For many families, summer brings changes in routine, and includes more unstructured time. The transition from a structured school environment to the relaxed days of summer may pose challenges for some children with autism. The strategies below can help families navigate the transition and make the most of the summer season together. 

A family outside during summer.

Tips for Maintaining Routines and Creating Structure 

  1. Help Your Child Make a Gradual Transition: Before summer break begins, talk to your child about how summer days will look different from the days they spend in school. Discuss your family’s vacation, activity, or camp plans if you have them. Gradually adjust their bedtime and morning routines as needed to align with the summer schedule. 

  2. Create Visual Schedules: Use visual schedules to help children understand and anticipate daily activities. Include both structured and unstructured time, such as time spent getting ready for the day, playtime, meals, outings, and quiet time. 
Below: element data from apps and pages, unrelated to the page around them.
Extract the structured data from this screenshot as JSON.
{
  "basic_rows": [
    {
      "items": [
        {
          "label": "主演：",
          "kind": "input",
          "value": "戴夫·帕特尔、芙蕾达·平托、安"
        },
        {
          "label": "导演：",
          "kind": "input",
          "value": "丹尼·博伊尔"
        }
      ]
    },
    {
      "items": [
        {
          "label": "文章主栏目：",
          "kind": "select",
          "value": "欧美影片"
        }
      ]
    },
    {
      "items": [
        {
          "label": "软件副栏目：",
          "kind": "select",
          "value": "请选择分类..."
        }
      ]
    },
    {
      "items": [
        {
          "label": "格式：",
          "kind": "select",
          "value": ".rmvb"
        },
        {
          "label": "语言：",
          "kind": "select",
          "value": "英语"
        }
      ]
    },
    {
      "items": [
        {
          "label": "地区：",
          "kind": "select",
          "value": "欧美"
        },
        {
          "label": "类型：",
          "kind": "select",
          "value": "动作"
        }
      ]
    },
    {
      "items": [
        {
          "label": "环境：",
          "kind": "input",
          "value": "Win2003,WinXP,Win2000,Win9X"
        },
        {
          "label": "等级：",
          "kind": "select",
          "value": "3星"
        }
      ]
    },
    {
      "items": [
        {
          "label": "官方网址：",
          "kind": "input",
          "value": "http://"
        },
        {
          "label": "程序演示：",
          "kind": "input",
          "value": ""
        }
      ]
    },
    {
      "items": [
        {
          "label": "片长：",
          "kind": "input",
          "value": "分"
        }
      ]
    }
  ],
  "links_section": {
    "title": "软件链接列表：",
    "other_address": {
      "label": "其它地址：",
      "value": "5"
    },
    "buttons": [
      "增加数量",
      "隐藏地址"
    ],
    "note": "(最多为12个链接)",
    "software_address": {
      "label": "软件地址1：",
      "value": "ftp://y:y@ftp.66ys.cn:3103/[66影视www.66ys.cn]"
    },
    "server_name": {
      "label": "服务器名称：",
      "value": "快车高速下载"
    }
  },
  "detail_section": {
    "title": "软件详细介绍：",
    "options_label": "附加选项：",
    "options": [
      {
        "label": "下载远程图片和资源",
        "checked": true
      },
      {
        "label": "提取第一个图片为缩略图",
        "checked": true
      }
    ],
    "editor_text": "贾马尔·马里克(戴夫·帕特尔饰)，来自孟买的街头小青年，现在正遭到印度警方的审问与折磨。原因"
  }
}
  3. Maintain Consistency: Keep your daily routines as consistent as you can. Predictable mealtimes, bedtime routines, and designated activity times can provide your child with a sense of stability during the transition. 

  4. Make Time for Physical Activity: The combination of summer temperatures and relaxed schedules can make it tempting for children to stay sedentary. Incorporate time for swimming or other physical activities into your day to help your child stay healthy and regulate their sleep schedule. 

  5. Set Goals and Expectations: If new routines, activities, or environments are a part of your child’s summer, clearly communicate expectations for behavior and participation in activities. New experiences can be overwhelming for children with autism, but caregivers can ease the process by setting achievable goals for the day and providing positive reinforcement for completing tasks. 

  6. Sensory-Friendly Activities: Consider the sensory needs of your child when planning activities. Incorporate sensory-friendly activities such as swimming, nature walks, arts and crafts, or sensory play. If your child is sensitive to noises, crowds, or other elements in the environment, determine what you can do to minimize or avoid those sensitivities. 

By maintaining routines and structuring summer days with intentionality and flexibility, caregivers can create a supportive environment that promotes growth, learning, and enjoyment for children with autism. At Cortica, we're here to support you every step of the way as you navigate the joys and challenges of the summer months with your child.